I have always had an affection for and attraction to Japanese culture. A few years ago I took a workshop to learn the basics involved to spin paper into fibre. It attracted me on a number of levels. First of all, I was intrigued to learn what else I could spin on my little spinning wheel. Secondly, I liked the idea of creating fabric from paper in a way that could be cut and sewn into wearable garments. The idea of taking something that would otherwise have to be recycled or end up in landfill and give it a new life is very attractive to me. But interestingly, I had no knowledge of the long history of traditional Japanese paper making – Kigami, Kami-ito, Japanese paper spinning or Shifu – Japanese paper weaving. And so my education began!

As we watched Hiroko’s beautiful slide presentation we learned the 6 rules of traditionally made Japanese paper. In order to be called Kigami the fibre must be locally grown. Kozo is typically used. They use only one of the three layers, the white inner bark. Traditional bleaching methods are used. The fibre is cooked in a mixture of wood ash and water to soften and a root called nevi (sp) is added. I didn’t catch exactly what function it serves.

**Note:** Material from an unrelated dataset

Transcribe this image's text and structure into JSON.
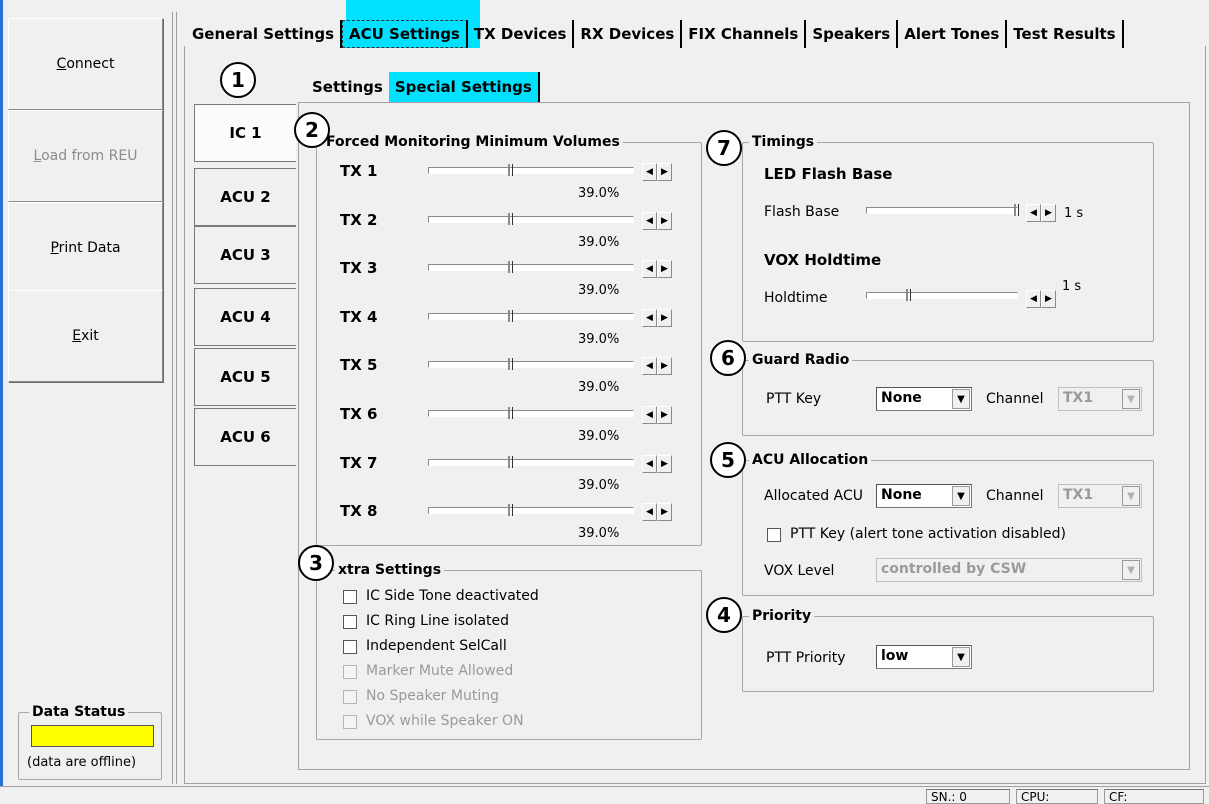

The paper is only made during the winter months of January to March after which layers of paper are left to dry on a board and then aged for two years!

Traditional Japanese paper differs dramatically from pulp paper as it doesn’t dissolve in water. Hiroko recounted that as recent as the Meiji period people would throw their account books down the well when cities were threatened by fire!

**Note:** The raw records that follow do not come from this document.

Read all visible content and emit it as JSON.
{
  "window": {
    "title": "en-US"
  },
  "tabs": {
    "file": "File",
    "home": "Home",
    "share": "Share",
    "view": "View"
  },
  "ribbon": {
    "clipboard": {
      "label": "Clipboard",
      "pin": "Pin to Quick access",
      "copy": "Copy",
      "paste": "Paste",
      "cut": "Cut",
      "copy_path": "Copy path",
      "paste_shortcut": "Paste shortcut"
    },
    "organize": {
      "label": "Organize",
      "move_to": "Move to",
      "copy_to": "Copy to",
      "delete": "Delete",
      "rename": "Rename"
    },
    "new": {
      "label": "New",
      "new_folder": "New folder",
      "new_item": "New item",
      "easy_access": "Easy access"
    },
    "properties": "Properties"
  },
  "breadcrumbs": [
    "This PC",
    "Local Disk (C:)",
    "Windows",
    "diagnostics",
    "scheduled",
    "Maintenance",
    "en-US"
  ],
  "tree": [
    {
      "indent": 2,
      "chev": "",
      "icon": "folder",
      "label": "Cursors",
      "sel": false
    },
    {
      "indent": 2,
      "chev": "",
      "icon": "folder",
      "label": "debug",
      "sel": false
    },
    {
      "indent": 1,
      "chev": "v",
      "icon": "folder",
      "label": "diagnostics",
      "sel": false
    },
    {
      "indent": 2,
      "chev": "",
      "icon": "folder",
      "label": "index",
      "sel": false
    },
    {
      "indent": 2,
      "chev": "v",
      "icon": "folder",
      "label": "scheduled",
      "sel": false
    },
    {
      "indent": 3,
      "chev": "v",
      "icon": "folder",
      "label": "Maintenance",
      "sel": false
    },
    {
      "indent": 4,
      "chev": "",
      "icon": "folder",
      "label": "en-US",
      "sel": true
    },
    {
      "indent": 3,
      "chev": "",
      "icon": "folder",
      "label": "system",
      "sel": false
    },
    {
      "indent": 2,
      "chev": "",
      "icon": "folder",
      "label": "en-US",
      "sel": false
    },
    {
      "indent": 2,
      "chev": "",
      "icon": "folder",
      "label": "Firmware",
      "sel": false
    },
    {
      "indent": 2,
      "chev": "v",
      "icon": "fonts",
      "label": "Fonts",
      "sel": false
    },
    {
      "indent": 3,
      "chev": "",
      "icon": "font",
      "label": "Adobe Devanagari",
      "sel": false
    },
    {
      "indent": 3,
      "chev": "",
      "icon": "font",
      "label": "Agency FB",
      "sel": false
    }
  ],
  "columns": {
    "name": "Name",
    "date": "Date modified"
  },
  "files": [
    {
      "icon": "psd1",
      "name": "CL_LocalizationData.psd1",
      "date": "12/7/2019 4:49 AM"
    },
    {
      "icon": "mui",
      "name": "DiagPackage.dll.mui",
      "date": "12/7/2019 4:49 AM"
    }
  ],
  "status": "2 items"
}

We all leaned in to learn how Hiroko prepares the paper  for spinning. She made it look so easy as she went through the many steps. Having taken a workshop, I know it’s not as easy as it looks. You can see my attempt next to Hiroko’s for comparison. Fine paper thread spun by HirokoNot so fine paper spun by me

My senses were truly blown when we were able to handle the finished skeins and woven cloth. Hiroko used natural dyes to infuse colour to the fine threads. My brain had a hard time registering “paper” when holding such finely woven fabric.

If I were to use only one word to describe last nights experience I would choose “Zen”.

 

Hiroko Karuno demonstrates paper spinning